My journey to self-acceptance, illustrated in the form of comics.
My family lived in fear as Crypto-Jews, but I'm proudly breaking the family tradition.
In 2018, Sandra Lawson became the first openly gay, Black female rabbi in the world. But her path to rabbinical school was far from traditional.
Montoya-Lewis, 52, who is Jewish and Pueblo, is set to serve a full six-year term.
I implore the Jewish community to acknowledge the numerous homelands on which we reside in the United States.
Latinx Jews have a new website dedicated to documenting and validating their experiences.
I have never met that level of blatant hostility, but now, venturing out of my community and onto a university campus in Brooklyn and now Montreal, I do encounter confusion and questioning when I tell classmates that I’m a Syrian Jew. I’m often met with, “There are Jews in Syria?”
I know what you’re thinking.

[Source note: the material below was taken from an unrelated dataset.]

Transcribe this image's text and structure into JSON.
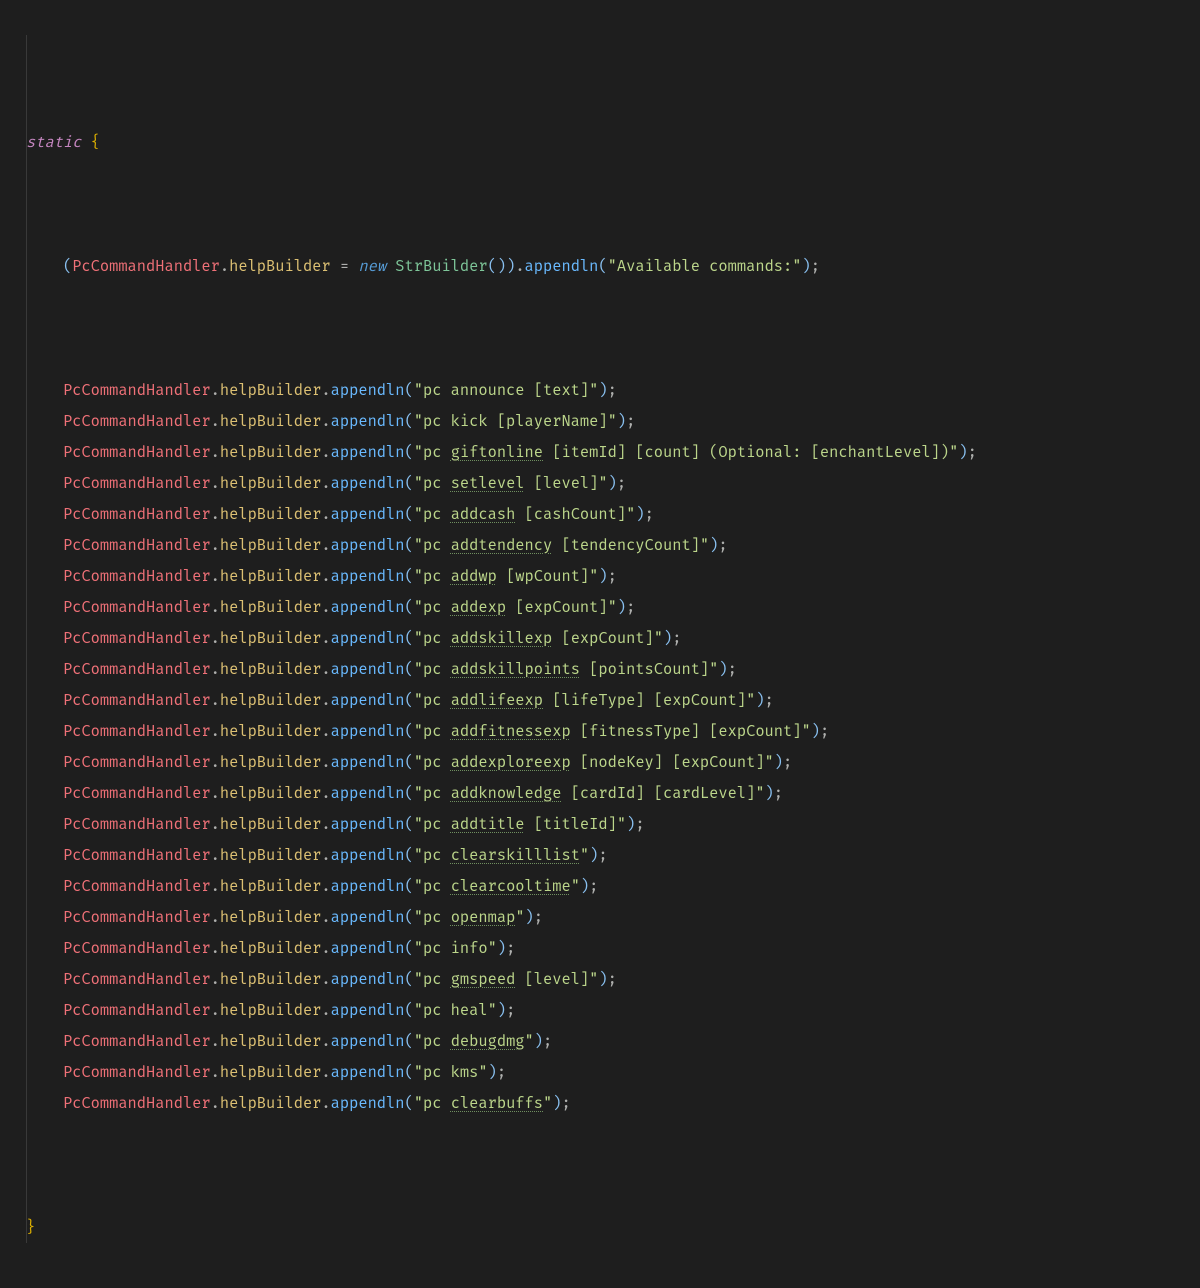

I don’t exactly have the “Jewish look.” You think of Jews as a people, with Jewish surnames, Jewish features, even our own genetic diseases. I understood what the community was telling me. That Jewish peoplehood was akin to race. Something immutable and hereditary. An exclusive club you had to be born into. And even though I had a Jewish father, with my Asian-American face, I would never really be Jewish.
“I am deeply two-sided,” Kravitz said in his memoir, according to the New York Times. “Black and white. Jewish and Christian. Manhattanite and Brooklynite.”